In many states, 16-year-olds can drive and get a job, and must pay taxes on their wages. But one thing most of them aren’t allowed to do? Vote. That’s because the 26th Amendment to the Constitution, ratified in 1971, sets the voting age at 18. (Before then, most Americans had to be at least 21 to vote.)
Now, the wave of students calling for stricter gun laws in the aftermath of recent school shootings in Santa Fe, Texas, and Parkland, Florida, has reignited the debate about lowering the voting age for federal, state, and local elections to 16. (A handful of U.S. cities, including Berkeley, California, and Takoma Park, Maryland, already allow 16-year-olds to vote in local elections.)
Those in favor of the idea say young people are interested in and engaged in politics—and deserve to have a say at the polls. Plus, supporters argue, allowing younger teens to vote would encourage them to care more about the government.

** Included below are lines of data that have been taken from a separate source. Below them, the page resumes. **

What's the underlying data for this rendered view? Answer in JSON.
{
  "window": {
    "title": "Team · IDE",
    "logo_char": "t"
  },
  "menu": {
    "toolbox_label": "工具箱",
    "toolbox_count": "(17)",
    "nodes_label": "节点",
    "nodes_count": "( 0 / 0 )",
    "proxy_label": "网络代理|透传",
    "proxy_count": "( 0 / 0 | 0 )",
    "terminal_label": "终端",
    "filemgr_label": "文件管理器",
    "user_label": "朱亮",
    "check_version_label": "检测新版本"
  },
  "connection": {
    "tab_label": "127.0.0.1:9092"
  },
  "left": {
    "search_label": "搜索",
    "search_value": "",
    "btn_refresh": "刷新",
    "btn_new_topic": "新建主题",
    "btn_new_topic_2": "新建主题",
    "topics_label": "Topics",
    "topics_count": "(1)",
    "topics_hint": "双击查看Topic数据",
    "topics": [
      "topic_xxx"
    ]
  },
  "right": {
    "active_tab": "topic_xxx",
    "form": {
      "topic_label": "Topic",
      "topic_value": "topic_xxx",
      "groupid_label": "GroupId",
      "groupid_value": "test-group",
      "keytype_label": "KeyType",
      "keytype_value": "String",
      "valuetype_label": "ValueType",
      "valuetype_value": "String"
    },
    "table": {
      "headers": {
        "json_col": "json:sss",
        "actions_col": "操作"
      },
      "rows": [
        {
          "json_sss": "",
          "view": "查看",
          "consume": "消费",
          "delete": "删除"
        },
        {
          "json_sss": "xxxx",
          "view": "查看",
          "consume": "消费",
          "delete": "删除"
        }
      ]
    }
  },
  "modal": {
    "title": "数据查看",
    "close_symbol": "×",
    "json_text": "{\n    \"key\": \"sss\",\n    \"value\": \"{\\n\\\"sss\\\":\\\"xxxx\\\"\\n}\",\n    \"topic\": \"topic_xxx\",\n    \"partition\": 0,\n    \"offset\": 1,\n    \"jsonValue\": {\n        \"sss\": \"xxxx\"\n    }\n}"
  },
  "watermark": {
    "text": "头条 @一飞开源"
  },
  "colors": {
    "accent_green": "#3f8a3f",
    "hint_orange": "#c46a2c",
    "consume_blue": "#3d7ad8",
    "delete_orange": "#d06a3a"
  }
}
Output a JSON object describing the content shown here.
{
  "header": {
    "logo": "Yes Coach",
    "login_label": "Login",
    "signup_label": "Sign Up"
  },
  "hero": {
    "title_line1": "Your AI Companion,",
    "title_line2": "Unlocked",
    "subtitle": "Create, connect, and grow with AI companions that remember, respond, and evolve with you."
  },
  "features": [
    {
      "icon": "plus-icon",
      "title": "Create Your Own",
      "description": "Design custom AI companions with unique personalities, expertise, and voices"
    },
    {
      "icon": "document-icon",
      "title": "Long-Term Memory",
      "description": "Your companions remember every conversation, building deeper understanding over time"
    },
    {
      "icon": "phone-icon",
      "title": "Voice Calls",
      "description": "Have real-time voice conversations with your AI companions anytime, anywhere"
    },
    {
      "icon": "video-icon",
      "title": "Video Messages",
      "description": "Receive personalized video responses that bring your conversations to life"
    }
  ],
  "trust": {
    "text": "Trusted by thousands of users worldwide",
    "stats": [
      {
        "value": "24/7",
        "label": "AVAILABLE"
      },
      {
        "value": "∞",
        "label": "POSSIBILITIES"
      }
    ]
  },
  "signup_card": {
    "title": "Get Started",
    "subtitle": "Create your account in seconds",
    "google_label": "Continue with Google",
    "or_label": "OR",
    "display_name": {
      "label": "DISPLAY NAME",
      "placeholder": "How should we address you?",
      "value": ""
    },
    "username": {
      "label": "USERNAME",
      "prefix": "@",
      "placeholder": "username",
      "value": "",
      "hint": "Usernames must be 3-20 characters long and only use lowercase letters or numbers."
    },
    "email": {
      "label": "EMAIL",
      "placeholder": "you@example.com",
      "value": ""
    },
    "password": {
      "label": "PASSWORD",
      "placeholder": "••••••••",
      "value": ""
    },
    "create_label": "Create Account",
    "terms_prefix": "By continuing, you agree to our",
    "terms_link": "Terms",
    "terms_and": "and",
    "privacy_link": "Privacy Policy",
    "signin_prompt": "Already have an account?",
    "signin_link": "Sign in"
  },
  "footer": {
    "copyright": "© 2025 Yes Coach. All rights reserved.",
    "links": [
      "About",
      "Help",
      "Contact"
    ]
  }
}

But opponents say 16-year-olds aren’t ready for the responsibility of voting. They claim that most teens simply don’t know enough about the issues to make educated decisions at the polls. Instead of lowering the voting age, critics say, we should focus on improving civic education.
Should the voting age be lowered? Two experts weigh in.